**Record set:**
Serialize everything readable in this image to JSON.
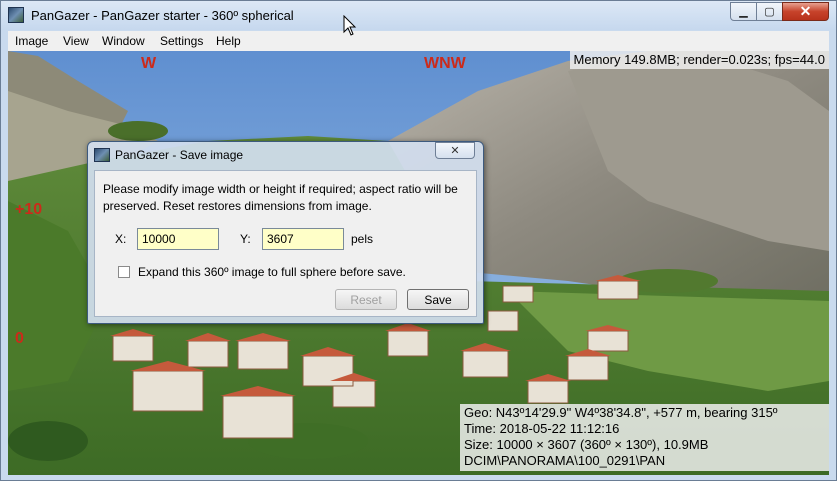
{
  "window": {
    "title": "PanGazer - PanGazer starter - 360º spherical",
    "minimize_glyph": "▁",
    "maximize_glyph": "▢",
    "close_glyph": "✕"
  },
  "menu": {
    "items": [
      {
        "label": "Image"
      },
      {
        "label": "View"
      },
      {
        "label": "Window"
      },
      {
        "label": "Settings"
      },
      {
        "label": "Help"
      }
    ]
  },
  "status": {
    "memory": "Memory 149.8MB; render=0.023s; fps=44.0"
  },
  "compass": {
    "west": "W",
    "wnw": "WNW",
    "elev_plus10": "+10",
    "elev_zero": "0"
  },
  "info": {
    "geo": "Geo: N43º14'29.9\" W4º38'34.8\", +577 m, bearing 315º",
    "time": "Time: 2018-05-22 11:12:16",
    "size": "Size: 10000 × 3607 (360º × 130º), 10.9MB",
    "path": "DCIM\\PANORAMA\\100_0291\\PAN"
  },
  "dialog": {
    "title": "PanGazer - Save image",
    "message": "Please modify image width or height if required; aspect ratio will be preserved.  Reset restores dimensions from image.",
    "x_label": "X:",
    "x_value": "10000",
    "y_label": "Y:",
    "y_value": "3607",
    "unit_label": "pels",
    "checkbox_label": "Expand this 360º image to full sphere before save.",
    "checkbox_checked": false,
    "reset_label": "Reset",
    "save_label": "Save"
  },
  "colors": {
    "compass_red": "#cc2a1a",
    "field_yellow": "#ffffc8",
    "title_blue": "#c9daee"
  }
}
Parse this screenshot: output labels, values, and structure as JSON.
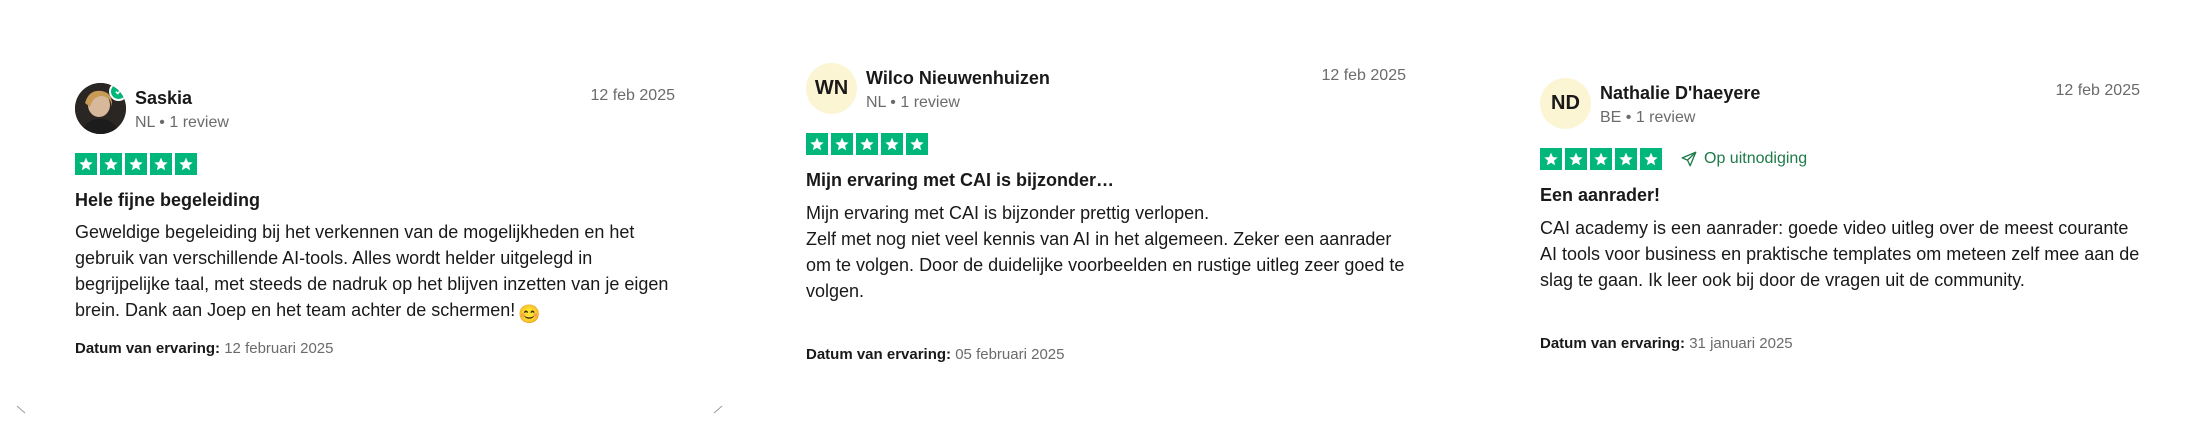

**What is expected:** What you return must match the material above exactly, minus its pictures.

**Exercise response:**
Serialize everything readable in this image to JSON.
{
  "window": {
    "title": "PanGazer - PanGazer starter - 360º spherical",
    "minimize_glyph": "▁",
    "maximize_glyph": "▢",
    "close_glyph": "✕"
  },
  "menu": {
    "items": [
      {
        "label": "Image"
      },
      {
        "label": "View"
      },
      {
        "label": "Window"
      },
      {
        "label": "Settings"
      },
      {
        "label": "Help"
      }
    ]
  },
  "status": {
    "memory": "Memory 149.8MB; render=0.023s; fps=44.0"
  },
  "compass": {
    "west": "W",
    "wnw": "WNW",
    "elev_plus10": "+10",
    "elev_zero": "0"
  },
  "info": {
    "geo": "Geo: N43º14'29.9\" W4º38'34.8\", +577 m, bearing 315º",
    "time": "Time: 2018-05-22 11:12:16",
    "size": "Size: 10000 × 3607 (360º × 130º), 10.9MB",
    "path": "DCIM\\PANORAMA\\100_0291\\PAN"
  },
  "dialog": {
    "title": "PanGazer - Save image",
    "message": "Please modify image width or height if required; aspect ratio will be preserved.  Reset restores dimensions from image.",
    "x_label": "X:",
    "x_value": "10000",
    "y_label": "Y:",
    "y_value": "3607",
    "unit_label": "pels",
    "checkbox_label": "Expand this 360º image to full sphere before save.",
    "checkbox_checked": false,
    "reset_label": "Reset",
    "save_label": "Save"
  },
  "colors": {
    "compass_red": "#cc2a1a",
    "field_yellow": "#ffffc8",
    "title_blue": "#c9daee"
  }
}
Parse this screenshot: output labels, values, and structure as JSON.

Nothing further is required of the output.